I found this study extremely fascinating. Many Asian nations revere scholars, mystics, intellectual success, which makes it logical that people in those countries read more. Whereas in the west we seem to revere "celebrities" or sportspeople. Presumably, as a group of nations, we're glued to the TV instead of reading.

The full details of the study are at:

Helen Woodall

Helen is available to line edit and/ or content edit fiction and non-fiction. Rates on application.

Sunday, December 14, 2014

40 books every child should read

This was a newspaper article I saw with suggestions of books for Christmas gifts for kids.
Two of these books I’d never heard of, some are wonderful old favorites, and a few are newer arrivals.
The list is missing one I thought should definitely be there, “Good Night, Mr. Tom” by Michelle Magorian.

'The Lion & the Mouse' by Jerry Pinkney, Little, Brown Books for Young Readers, $17.99.

'Green Eggs and Ham' by Dr Suess, Random House, $9.99.

'Library Lion' by Michelle Knudsen, Candlewick Press, $16.99.

'Bread and Jam' for Frances by Russell Hoban, Harper & Row, $13.99.

'The Polar Express' by Chris Van Allsburg, Houghton Mifflin Co., $16.99.

'The Mitten' by Jan Brett, Spoken Arts, $15.99

'Where The Wild Things Are' by Maurice Sendak, Harper & Row, $17.99.

'Madeline' by Ludwig Bemelmans, Viking Press, $15.99.

'Strega Nona' by Tomie DePaola, Prentice Hall, $15.99.

'A Bear Called Paddington', Michael Bond, Houghton Mifflin, $19.99.

'Diary of a Wimpy Kid' by Jeff Kinney, Amulet Books, $14.95.

'The Story of Babar' by Jean de Brunhoff, Crocodile Creek, $31.95.

'The Magic Treehouse' series by Mary Pope Osbourne, Random House, $34.99.

'Ramona' series by Beverly Cleary, Listening Library, $22.99.

'Sylvester and the Magic Pebble' by William Steig, Simon & Schuster, $15.99.

'Charlotte's Web' by E.B. White, Harper & Brothers, $15.99.

'Captain Underpants' by Dav Pilkey, Blue Sky Press, $10.99.

'James and the Giant Peach' by Roald Dahl, Knopf, $13.99.
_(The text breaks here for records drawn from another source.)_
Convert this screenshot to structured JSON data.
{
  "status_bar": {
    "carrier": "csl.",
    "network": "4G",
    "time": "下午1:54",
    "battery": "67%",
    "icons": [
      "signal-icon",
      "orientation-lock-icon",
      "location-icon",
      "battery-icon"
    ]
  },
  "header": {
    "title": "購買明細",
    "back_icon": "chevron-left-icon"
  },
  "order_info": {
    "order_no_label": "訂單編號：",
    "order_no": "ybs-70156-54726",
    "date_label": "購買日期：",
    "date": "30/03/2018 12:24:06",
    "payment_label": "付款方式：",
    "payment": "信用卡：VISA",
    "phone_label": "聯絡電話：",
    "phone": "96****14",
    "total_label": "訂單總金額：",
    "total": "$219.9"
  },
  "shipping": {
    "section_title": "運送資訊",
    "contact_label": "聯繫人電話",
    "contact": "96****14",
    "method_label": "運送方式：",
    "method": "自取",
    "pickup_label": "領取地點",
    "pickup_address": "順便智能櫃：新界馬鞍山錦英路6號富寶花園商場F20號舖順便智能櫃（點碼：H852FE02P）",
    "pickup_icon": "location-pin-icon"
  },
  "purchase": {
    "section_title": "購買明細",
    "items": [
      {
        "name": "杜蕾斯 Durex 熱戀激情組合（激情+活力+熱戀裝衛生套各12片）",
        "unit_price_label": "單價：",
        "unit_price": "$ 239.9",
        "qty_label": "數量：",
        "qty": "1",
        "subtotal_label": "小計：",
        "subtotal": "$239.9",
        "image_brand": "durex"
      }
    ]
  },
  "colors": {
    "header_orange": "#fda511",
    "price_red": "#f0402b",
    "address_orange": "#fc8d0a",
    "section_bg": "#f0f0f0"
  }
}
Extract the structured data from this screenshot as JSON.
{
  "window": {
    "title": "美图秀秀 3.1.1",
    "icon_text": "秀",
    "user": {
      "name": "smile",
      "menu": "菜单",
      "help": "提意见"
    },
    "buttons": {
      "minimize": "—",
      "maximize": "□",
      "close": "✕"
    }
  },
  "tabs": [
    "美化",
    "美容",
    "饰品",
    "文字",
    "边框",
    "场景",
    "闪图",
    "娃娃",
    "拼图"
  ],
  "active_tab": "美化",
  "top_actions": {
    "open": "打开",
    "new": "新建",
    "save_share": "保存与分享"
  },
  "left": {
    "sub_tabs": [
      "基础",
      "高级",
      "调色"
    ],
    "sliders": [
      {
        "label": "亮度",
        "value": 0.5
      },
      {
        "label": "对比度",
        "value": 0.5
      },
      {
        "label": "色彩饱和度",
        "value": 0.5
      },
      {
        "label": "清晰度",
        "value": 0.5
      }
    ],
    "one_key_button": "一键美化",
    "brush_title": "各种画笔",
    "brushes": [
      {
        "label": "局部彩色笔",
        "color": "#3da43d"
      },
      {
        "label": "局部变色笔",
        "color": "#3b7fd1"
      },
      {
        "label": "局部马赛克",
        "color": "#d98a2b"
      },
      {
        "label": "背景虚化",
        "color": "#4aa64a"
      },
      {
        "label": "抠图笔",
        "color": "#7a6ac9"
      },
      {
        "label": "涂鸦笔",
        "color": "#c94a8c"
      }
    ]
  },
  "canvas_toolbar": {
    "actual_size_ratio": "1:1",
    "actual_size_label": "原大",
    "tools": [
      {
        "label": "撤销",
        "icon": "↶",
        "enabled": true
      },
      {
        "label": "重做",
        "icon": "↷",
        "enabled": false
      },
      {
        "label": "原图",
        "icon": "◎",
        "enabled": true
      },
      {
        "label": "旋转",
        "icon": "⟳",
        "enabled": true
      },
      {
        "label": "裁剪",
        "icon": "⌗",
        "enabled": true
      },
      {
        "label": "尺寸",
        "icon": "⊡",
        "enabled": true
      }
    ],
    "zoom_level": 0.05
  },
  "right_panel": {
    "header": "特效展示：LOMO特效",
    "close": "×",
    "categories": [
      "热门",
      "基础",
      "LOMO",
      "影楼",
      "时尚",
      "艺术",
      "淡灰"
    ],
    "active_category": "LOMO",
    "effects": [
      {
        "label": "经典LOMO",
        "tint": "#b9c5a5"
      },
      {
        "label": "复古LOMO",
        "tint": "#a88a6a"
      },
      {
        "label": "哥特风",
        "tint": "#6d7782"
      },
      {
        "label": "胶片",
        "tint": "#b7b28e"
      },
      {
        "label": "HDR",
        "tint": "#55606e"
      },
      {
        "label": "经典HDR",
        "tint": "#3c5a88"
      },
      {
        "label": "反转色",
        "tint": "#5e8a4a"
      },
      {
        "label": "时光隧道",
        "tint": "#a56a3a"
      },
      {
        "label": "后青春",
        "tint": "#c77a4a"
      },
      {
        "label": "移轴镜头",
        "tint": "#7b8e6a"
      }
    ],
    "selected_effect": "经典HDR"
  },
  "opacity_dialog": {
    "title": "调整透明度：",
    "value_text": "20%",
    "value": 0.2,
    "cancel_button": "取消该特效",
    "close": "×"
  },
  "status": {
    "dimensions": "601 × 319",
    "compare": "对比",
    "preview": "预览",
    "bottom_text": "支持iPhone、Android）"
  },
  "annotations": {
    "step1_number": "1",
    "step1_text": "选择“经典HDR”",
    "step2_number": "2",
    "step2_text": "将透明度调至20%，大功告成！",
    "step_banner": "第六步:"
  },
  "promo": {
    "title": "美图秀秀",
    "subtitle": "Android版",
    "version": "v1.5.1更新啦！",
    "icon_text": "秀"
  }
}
'One Crazy Summer' by Rita Williams-Garcia, Amistad, $11.99.

'The Black Stallion' by Walter Farley, Random House, $13.99.

'Island of the Blue Dolphins' by Scott O'Dell, Houghton Mifflin, $13.99.

'The Tale of Despereaux' by Kate DiCamillo, Candlewick Press, $15.99.

'Where the Red Fern Grows' by Wilson Rawls, Doubleday, $13.99.

'The Phantom Tollbooth' by Norton Juster, Random House, $13.99.

'All-of-a-Kind Family' by Sydney Taylor, Dutton, $25.95.

'The Borrowers' by Mary Norton, Brace & World, $13.99.

'D'Aulaires' Book of Greek Myths' by Ingri and Edgar D'Aulaire, Doubleday, $39.95.

'Wonder' by R.J. Palacio, Knopf, $16.99.

'Esperanza Rising' by Pam Muñoz Ryan, Scholastic Press, $13.99.

'Smile' by Raina Telgemeier, Graphix, $14.99.

'Harriet the Spy' by Louise Fitzhugh, Harper & Row, $13.99.

'A Series of Unfortunate Events' (1999–2006) by Lemony Snicket, A Series of Unfortunate Events, $16.99.

'Are You There God? It's Me, Margaret' by Judy Blume, Bradbury Press, $19.99.

'The Lion, the Witch and the Wardrobe' by C.S. Lewis, HarperCollins, $13.99.

'The Harry Potter' series (1997–2007 by J.K. Rowling, Levine Books, $16.99 each.

'Bridge to Terabithia' by Katherine Paterson, Crowell, $13.99.

'The Book Thief' by Markus Zusak, Knopf, $19.99.

'The Sisterhood of the Traveling Pants' by Anne Brasheres, Random House Children's Books, $16.99.

'The Hunger Games' trilogy (2008–10) by Suzanne Collins, $49.99.

'The Fault in Our Stars' by John Green, Dutton Books, $19.95.

For the complete list go to:

Helen Woodall

Helen is available to line edit and/ or content edit fiction and non-fiction. Rates on application.

Monday, December 8, 2014

The Most Famous Author From Every US State

A few weeks ago mental Floss blogged on the most famous book in every state of the USA (

Now they’ve chosen an author for every state. These are authors who were born in that state, not necessarily ones who lived and wrote there. They said, “We considered the authors’ fame in terms of ubiquity, literally acclaim, and financial success — and awarded bonus points if the author showed state pride by setting their works there.”

What do you think? Do you agree with them?

For the full article see:

Helen Woodall

Helen is available to line edit and/ or content edit fiction and non-fiction. Rates on application.